, , , , , ,

“Theology is the science of God and His relationship to man and the world.”

– Benjamin B. Warfield

R.C. Sproul recently released a book entitled, Everyone’s A Theologian. The title is true, everyone really is a theologian. Everyone has thoughts about God, humanity, and the world in which we live. Very often, those thoughts are demonstrated through our actions and relationships. Thus, there is a sense in which everyone is living out their theology.

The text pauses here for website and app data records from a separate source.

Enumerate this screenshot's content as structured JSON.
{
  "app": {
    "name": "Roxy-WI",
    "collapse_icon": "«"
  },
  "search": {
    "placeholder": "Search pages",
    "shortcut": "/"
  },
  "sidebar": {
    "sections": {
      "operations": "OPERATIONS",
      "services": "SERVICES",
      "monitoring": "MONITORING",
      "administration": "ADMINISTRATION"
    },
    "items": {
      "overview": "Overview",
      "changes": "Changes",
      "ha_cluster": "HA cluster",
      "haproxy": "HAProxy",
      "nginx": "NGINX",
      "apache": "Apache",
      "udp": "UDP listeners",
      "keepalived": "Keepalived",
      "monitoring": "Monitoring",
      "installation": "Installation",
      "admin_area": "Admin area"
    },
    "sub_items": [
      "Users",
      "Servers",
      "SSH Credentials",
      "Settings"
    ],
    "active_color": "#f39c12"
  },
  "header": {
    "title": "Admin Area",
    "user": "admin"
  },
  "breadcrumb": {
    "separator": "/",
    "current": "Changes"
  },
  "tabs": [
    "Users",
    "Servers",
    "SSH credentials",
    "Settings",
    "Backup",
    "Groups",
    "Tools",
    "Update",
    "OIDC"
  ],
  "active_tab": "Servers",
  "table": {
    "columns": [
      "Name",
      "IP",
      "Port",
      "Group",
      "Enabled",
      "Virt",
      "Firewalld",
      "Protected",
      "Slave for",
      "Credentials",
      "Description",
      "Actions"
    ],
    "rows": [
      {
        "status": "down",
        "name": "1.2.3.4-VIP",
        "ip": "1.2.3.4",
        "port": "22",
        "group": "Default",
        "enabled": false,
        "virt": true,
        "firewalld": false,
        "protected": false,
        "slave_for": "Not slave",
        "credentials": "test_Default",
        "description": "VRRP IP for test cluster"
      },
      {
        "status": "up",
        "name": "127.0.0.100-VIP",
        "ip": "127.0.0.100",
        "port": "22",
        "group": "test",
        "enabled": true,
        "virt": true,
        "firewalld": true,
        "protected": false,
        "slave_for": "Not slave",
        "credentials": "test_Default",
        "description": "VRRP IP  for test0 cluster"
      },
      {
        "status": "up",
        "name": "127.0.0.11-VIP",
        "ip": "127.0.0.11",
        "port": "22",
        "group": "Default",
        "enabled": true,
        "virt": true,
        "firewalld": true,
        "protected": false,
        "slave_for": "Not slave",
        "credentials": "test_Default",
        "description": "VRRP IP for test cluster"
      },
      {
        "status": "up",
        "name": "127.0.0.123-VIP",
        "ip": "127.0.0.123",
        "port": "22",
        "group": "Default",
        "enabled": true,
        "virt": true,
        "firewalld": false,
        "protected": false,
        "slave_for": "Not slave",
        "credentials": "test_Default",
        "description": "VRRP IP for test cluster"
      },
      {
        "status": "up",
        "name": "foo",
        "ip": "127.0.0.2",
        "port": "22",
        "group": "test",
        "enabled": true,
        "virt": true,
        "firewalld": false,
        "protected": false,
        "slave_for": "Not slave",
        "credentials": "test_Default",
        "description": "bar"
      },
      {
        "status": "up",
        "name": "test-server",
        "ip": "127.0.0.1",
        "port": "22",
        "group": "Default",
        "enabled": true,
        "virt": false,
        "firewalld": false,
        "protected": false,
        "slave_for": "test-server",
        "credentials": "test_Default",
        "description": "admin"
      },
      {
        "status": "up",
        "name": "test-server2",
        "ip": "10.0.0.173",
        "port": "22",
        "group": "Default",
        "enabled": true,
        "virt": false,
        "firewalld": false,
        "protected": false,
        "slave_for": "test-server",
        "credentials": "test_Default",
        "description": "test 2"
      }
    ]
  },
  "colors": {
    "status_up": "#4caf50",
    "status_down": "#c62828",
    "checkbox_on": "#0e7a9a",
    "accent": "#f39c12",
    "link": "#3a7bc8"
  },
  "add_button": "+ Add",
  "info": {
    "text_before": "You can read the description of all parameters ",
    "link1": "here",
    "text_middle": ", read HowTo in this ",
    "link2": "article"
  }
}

The deeper question, however, is what kind of theologian are you? How do you form conclusions about God? Do you spend time reading Scripture? Do you use study helps? Are there people that you trust who can provide a check on your findings? I have heard people say that all they need to do is pick up the Bible, read it, and they can gain all the education they need. They do not need commentaries and certainly do not need a pastor or theologian telling them what to believe. Well, that is both true and not true. Yes, we can glean truths by reading Scripture, but we can also create heresies if we proceed unchecked.

Personally speaking, I employ a consistent method to studying theology (which I’ll post in more detail in the near future). But even before I embark on my study, I remind myself of some foundational points to engaging theology:

1. We may not theologize without emotion.

Theology is not purely cerebral. This is a discipline that connects the head with the heart. It is not uncommon for me to pause in the midst of my studies and be gripped with astonishment. Even in theological conversations with friends, I often have moments where something is impressed upon me in a profound way. Scripture sometimes uses the phraseology, “hunger and thirsting” to depict an intense longing for God. When we study we should do so with passion.

2. Theology rightly done involves praise, adoration, and worship.

In many respects, this flows from the first point. As we delve into understanding God’s holiness in contrast to our sinfulness,  we begin to see His grace all the more. That grace ought to evoke a spirit of thanksgiving. Thus, we praise God for His mercies and long to proclaim His goodness to others. You know you are engaged in thoughtful theology when the desire to worship God intensifies.

3. Theology is attainable regardless of background.

Scripture has certain attributes, or characteristics. One of those characteristics is called clarity, or the more technical term perspicuity. What this means is that anyone can read Scripture and apprehend the truth of the Gospel. Of course, all this occurs through the illumination of the Holy Spirit but the fact remains that the Gospel message is clear. Interestingly, the New Testament was written in a commoners Greek dialect and not in an ultra-sophisticated manner. Regardless of one’s educational background, Scripture clearly presents the good news of Jesus Christ.

4. Godly Christians differ from one another.

A few months ago I got into a discussion about end-times theology. The person I was speaking with was inappropriately critical of people who hold to a particular stance on Christ’s return, which happened to be mine! The criticism was so harsh that he even ventured into questioning how someone can be saved and hold to that view. Without yielding to him my personal position on the matter, I tried to get him to understand that there are multiple views on this subject that are held by people who I trust and admire. Even though I may disagree with the other perspectives, I understand that there is room for differences on this very difficult doctrine. When studying theology, one must take into account whether they are engrossed in something which is essential or non-essential (more on this later).

5. There is a need in evangelism for more theological knowledge.

Evangelism is proclaiming the good news of Jesus Christ. Sounds simple enough, right? The problem is we often go beyond merely saying, “Repent and believe that Jesus Christ is Lord.” We often speak about things like God’s character, our sinfulness, the Holy Spirit, and heaven and hell. The more we say, the more we better make sure we know what we are talking about. Theology and doctrine matter. Since every Christian is called to proclaim the good news, it should be every Christian’s obligation to be well prepared. Studying theology can only enhance our evangelism.